:: Exercise description ::
Please copy every line of the data in which the string "more" appears.

Records for this exercise START

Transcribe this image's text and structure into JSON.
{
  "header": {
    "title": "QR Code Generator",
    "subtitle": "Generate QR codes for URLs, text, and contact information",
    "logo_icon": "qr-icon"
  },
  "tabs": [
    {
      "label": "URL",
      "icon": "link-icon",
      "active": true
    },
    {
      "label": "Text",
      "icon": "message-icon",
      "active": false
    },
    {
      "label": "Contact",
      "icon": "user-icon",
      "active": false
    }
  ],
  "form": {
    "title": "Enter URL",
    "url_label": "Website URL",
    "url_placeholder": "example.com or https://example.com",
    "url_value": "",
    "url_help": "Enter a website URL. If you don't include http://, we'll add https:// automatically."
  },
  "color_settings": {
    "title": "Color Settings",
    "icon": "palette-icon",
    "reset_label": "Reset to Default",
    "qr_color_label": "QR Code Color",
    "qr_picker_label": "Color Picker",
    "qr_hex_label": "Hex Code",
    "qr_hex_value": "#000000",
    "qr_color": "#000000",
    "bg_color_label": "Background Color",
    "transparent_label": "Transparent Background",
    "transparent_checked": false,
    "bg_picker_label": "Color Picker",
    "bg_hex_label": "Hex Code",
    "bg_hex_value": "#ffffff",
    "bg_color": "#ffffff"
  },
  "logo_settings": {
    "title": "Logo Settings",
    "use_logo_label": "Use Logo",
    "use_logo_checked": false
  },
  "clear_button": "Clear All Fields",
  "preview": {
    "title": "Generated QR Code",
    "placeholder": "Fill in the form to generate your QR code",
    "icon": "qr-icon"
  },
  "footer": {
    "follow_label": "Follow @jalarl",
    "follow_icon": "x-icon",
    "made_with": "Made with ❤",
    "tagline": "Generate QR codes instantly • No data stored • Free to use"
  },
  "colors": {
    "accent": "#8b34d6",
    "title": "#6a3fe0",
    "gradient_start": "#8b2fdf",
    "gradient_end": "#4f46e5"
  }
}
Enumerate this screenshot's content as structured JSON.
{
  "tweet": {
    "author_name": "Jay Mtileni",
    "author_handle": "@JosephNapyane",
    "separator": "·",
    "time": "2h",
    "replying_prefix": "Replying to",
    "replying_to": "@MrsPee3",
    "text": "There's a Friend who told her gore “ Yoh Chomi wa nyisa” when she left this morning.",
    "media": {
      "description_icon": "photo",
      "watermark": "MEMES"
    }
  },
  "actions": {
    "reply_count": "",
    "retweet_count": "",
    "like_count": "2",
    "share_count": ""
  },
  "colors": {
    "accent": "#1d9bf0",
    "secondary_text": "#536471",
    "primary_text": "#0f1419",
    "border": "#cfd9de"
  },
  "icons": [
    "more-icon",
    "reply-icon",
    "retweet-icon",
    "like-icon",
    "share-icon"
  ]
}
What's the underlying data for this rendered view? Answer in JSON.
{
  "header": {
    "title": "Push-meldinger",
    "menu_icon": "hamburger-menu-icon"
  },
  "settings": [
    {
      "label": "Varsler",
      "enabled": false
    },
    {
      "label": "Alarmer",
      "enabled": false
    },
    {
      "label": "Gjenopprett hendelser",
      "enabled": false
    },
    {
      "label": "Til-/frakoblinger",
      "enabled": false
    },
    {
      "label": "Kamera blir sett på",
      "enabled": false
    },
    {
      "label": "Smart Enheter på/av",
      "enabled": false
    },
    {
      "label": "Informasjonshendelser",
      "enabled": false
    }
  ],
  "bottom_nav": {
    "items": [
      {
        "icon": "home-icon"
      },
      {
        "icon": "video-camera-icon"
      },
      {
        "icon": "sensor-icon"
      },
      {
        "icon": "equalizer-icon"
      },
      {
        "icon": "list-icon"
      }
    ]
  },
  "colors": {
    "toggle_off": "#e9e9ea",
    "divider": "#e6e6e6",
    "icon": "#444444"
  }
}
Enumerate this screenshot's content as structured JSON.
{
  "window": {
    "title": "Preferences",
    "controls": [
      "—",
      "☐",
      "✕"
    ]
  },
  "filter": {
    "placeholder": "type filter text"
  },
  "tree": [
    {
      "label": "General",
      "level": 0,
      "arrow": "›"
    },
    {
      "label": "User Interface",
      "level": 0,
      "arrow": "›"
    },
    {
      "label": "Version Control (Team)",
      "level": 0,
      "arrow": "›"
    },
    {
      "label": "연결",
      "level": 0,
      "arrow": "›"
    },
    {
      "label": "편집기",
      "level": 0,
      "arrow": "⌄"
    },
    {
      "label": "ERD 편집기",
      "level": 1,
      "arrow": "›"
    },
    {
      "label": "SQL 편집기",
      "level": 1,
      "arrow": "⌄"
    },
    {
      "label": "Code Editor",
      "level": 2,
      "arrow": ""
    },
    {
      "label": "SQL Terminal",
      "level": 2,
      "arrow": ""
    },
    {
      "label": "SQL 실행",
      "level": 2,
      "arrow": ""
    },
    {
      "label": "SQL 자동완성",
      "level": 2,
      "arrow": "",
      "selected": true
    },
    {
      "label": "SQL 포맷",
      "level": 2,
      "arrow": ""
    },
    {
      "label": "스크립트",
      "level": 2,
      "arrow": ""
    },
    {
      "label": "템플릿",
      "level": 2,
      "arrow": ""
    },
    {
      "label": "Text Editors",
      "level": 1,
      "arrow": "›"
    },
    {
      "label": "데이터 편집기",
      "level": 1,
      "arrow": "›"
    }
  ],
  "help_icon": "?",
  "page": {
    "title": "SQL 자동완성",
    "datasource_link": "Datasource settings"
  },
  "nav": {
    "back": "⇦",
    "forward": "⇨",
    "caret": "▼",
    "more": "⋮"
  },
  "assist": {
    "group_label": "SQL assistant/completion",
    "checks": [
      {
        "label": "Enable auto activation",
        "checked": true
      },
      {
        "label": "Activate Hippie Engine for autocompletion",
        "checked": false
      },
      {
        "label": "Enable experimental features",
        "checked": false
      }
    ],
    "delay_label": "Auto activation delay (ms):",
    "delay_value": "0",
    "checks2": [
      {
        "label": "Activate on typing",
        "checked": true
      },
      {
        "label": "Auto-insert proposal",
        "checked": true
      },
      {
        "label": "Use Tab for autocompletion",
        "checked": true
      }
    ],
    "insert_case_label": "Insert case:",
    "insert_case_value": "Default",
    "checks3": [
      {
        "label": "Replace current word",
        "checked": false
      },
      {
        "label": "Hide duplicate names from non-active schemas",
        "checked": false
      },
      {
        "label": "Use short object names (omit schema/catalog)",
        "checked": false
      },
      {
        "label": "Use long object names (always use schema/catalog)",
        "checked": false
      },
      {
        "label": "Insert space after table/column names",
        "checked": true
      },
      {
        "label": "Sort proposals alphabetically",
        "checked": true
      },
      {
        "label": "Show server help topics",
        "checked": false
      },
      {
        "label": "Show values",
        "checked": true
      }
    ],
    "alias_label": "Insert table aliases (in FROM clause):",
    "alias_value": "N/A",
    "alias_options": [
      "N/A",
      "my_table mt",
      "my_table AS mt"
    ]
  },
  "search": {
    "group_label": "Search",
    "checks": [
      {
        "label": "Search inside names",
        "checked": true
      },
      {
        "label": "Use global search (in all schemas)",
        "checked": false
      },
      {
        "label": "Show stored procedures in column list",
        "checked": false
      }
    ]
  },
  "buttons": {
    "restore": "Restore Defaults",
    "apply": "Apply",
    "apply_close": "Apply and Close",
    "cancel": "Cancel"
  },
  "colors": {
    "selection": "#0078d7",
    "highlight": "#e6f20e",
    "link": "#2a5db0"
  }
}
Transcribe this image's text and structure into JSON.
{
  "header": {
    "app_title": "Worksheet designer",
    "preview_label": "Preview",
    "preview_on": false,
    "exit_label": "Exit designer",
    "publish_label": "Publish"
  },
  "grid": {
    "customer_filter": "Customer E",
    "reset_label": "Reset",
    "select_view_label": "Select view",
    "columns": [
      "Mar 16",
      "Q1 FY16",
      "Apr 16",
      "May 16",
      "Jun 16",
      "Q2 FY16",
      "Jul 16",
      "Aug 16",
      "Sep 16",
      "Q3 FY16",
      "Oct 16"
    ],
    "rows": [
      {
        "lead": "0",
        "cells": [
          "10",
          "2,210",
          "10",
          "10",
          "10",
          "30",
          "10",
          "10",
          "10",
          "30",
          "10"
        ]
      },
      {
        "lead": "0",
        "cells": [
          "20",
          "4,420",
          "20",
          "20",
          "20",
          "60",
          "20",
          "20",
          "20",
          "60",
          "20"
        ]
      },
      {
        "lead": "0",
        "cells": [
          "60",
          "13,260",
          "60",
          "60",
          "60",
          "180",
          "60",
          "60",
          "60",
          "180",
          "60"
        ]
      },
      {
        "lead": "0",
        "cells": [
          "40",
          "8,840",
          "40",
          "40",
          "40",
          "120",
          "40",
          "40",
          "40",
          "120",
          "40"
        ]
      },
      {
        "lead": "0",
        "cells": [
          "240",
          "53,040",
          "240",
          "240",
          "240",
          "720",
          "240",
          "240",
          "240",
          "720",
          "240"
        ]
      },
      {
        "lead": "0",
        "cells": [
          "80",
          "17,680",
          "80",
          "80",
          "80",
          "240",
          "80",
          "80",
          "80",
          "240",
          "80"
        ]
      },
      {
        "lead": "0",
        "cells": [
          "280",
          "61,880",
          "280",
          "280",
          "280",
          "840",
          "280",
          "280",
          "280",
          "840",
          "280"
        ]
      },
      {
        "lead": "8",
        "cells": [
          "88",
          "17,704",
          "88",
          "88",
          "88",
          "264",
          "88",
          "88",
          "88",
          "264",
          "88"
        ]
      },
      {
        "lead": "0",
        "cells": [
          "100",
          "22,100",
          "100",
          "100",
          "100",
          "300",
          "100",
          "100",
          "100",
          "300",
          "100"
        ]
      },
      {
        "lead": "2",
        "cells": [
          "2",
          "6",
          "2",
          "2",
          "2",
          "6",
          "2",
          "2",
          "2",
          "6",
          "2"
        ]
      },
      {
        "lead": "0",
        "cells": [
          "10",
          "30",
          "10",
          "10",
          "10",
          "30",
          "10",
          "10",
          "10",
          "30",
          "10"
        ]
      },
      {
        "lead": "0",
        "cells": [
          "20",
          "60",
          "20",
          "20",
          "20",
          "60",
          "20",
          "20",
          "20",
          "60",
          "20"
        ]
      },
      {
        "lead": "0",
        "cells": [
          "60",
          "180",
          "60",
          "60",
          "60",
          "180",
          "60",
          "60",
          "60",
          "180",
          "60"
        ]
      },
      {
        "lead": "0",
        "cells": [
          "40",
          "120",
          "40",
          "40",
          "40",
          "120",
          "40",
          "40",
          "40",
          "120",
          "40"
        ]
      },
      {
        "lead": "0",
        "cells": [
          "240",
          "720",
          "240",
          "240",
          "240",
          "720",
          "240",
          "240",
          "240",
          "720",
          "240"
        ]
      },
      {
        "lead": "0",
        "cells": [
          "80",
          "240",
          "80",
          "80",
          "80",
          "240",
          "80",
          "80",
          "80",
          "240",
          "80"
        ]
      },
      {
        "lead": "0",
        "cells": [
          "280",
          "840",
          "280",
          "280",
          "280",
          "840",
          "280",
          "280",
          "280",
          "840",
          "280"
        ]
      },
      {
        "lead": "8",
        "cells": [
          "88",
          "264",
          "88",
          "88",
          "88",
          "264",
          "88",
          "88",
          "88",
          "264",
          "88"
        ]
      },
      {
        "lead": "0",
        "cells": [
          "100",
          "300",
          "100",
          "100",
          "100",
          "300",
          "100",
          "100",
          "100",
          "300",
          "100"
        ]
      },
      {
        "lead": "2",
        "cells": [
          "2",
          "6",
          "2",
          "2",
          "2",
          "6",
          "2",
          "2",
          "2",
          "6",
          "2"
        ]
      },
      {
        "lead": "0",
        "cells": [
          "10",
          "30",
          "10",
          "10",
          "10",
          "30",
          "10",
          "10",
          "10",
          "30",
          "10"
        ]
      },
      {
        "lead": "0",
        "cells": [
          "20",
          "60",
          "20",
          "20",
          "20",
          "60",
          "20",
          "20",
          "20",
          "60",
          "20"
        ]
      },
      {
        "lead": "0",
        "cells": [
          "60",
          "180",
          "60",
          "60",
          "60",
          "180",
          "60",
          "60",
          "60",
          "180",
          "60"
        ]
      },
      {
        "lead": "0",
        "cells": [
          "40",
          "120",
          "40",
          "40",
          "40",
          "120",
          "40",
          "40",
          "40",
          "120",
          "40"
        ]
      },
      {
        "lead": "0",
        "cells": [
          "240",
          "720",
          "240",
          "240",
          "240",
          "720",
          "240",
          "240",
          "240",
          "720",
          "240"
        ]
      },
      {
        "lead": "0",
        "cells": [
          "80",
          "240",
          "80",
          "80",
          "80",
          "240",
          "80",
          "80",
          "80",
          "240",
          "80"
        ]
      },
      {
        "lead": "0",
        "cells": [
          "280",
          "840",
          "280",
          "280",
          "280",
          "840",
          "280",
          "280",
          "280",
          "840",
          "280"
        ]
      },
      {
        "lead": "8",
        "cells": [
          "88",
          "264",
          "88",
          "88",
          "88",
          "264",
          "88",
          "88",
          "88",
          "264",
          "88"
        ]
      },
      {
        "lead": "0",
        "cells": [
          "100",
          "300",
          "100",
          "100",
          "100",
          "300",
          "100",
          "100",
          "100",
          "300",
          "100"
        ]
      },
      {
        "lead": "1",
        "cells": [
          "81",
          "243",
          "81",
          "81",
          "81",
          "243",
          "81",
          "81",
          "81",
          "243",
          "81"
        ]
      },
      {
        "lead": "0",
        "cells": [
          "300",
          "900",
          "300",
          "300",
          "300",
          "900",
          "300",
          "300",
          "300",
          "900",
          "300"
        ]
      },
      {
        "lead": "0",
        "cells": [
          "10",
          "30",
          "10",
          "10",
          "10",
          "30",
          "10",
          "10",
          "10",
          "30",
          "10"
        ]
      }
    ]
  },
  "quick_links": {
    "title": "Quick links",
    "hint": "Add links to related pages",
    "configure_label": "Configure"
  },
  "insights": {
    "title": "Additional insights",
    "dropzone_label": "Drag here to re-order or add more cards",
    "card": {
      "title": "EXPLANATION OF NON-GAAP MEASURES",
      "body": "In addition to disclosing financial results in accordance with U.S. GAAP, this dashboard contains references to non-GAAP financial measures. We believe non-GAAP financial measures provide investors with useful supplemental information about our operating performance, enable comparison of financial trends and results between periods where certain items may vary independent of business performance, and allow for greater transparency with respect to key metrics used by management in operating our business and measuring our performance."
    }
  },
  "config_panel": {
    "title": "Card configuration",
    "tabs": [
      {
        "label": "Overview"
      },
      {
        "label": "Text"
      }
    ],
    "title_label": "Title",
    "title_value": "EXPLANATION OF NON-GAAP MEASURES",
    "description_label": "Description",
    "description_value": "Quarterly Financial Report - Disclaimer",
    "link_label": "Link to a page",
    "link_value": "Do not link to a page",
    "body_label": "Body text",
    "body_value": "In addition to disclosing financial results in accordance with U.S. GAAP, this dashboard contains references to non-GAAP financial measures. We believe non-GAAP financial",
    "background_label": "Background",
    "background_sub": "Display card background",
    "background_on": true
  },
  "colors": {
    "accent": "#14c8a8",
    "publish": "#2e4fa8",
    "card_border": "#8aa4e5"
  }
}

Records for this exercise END

:: Your response ::
    "more-icon",
    "more": "⋮"
    "dropzone_label": "Drag here to re-order or add more cards",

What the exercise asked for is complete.